It wasn’t Henri IV’s Sunday poule au pot or Herbert Hoover’s less sexy-sounding chicken in every pot, but even in the mid-20th century chicken was a rare treat, not a cheap meal. What has happened to transform the noble Gallus gallus domesticus into what Paul R. Josephson startlingly calls ‘a genetically formed meat machine’? Chicken is a serious subject, even when it’s not the chlorine-washed kind the US President wants to foist on the UK.
I can remember buying a distressingly uneviscerated chicken in a Co-op in Cornwall in the late 1960s; and even ordinary supermarket fowl then came with neck and giblets neatly packaged inside them. You can still buy tubs of chicken livers, but what has become of all those gizzards? Mind you, we know where the feet go — the Chinese love them.
Some of you will have noticed that chicken (apart from the expensive poulet de Bresse) doesn’t taste as it used to, and is less firm in texture than before. That’s because not even 1 percent are now ‘free range’ (spending at least half their life uncaged in the open air). The demand for KFC (as opposed to the genuine fried chicken that was the family staple of my own Kentucky childhood) is now so great that France, according to Josephson, is ‘the fourth largest producer and consumer of chicken in the world’, and Saudis, South Africans, Spaniards and Brits are net importers, while ‘Americans consumed in one day 1.3 billion chicken wings during the broadcast of the 2018 Superbowl alone’.
What has happened is that this feathered relative of the dinosaurs has undergone a kind of forced evolution into the ‘broiler chicken’, engineered to be the cheapest meat of all, and ready for slaughter at four to seven weeks. These ‘benefits’ result in the birds living their brief lives in cages, at densities that make their species-typical behavior impossible.
Chickens — long since domesticated from jungle fowl — naturally observe the familiar pecking order of the farmyard that makes for harmony; they discourage parasites by taking dust-baths; they preen; they scratch around for insects; they make the sounds we all learn to imitate in the nursery; they dislike rain and fear foxes, so are easy to coax back into their coops at night.
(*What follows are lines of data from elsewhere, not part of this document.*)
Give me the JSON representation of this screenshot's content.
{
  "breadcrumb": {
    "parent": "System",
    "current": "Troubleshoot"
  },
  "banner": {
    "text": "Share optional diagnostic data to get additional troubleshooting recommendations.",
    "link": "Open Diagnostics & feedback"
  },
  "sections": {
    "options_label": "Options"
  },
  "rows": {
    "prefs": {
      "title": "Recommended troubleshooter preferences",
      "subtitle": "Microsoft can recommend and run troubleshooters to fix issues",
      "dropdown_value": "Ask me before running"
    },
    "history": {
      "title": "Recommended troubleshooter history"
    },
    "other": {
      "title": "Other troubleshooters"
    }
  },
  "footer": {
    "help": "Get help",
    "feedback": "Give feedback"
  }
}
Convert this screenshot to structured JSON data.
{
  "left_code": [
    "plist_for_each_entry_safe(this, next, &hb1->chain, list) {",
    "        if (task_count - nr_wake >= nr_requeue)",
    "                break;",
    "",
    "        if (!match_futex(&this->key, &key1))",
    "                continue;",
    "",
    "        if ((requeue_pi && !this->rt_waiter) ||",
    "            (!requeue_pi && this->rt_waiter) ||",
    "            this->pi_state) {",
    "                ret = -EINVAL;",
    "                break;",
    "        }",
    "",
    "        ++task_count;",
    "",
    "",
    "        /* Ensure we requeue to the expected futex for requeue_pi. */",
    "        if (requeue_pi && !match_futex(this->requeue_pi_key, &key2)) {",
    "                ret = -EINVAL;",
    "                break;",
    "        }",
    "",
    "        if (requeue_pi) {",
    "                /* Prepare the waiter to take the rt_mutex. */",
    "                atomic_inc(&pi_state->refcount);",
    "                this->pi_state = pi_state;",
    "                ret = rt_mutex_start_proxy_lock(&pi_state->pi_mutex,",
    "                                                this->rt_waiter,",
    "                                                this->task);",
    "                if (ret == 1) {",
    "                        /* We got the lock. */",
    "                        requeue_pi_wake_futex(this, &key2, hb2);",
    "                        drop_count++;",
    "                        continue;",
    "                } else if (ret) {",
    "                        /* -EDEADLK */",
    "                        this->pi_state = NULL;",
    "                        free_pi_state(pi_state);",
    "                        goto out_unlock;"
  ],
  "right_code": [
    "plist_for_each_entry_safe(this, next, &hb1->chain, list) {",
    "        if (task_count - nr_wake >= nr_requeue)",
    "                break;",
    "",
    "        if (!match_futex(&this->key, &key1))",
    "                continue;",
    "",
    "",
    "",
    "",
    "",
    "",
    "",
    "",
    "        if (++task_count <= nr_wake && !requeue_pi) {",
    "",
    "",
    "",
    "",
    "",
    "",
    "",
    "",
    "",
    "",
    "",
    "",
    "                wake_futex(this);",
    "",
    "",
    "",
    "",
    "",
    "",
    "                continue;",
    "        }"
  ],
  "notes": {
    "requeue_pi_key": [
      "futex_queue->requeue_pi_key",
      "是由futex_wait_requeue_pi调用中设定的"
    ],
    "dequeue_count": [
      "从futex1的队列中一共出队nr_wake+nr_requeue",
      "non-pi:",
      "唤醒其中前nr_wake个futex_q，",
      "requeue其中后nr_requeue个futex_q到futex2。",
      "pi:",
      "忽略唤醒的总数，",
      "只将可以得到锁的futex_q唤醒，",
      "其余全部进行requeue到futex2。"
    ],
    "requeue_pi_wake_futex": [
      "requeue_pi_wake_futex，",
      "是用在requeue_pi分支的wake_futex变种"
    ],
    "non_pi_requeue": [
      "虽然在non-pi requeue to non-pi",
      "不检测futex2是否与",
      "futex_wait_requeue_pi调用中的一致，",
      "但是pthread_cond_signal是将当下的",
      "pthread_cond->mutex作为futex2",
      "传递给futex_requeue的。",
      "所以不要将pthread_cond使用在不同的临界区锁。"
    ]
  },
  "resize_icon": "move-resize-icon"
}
To break these patterns of behavior they are now frequently de-beaked — but this is just one of the steps employed in turning them into drumstick-forming automata. Most broilers are raised in their thousands in sheds, employing concentrated animal feed operations (CAFOs). They are made to grow so rapidly with the use of antibiotics that their legs can’t support their super-meaty breasts. Apart from the cruelty, Josephson reminds us that packing birds so closely, and dealing with their detritus, has a dreadful effect on the environment:
‘There are guts, feathers and piles — millions — of dead animals, produced by poorly paid contract workers at massive factory farms. On top of this, the broiler presents a series of health and safety risks, including new vectors for bacterial diseases and avian influenza.’
We are now highly conscious of the connection between ‘wet markets’ and COVID-19; but in CAFOs, animals do not deposit their manure directly on the land. ‘Just remember,’ writes Jefferson, ‘there are allowable levels of fecal matter in your food, no shit!’
‘The agro-industrial complex presents dangers to us all,’ he warns. Not just to farmers and agricultural workers but to consumers everywhere. We are lulled into thinking our food is cheap and safe, but it’s cheap only because we do not cost in what economists term the externalities, including ‘fish kills, polluted waterways and climate change’:
‘And it is ‘safe’ because we are inured to thinking that a few hundred thousand gastro-intestinal illnesses and deaths annually from food processing around the globe are not significant numbers.’
Josephson angrily invokes Upton Sinclair’s The Jungle (1906) and the polemical novels of George Orwell to highlight how disgusting our current modes of food production are. But it’s simple, really: we have to learn to live within our means, and (this includes vegan and vegetarian readers) to pay the true cost of our food. ‘Basically,’ this wise and scrupulously referenced book insists, ‘we are asking how to produce nutritious food, and how to treat animals with dignity before they die to serve our appetites.’
This article was originally published in The Spectator’s UK magazine. Subscribe to the US edition here.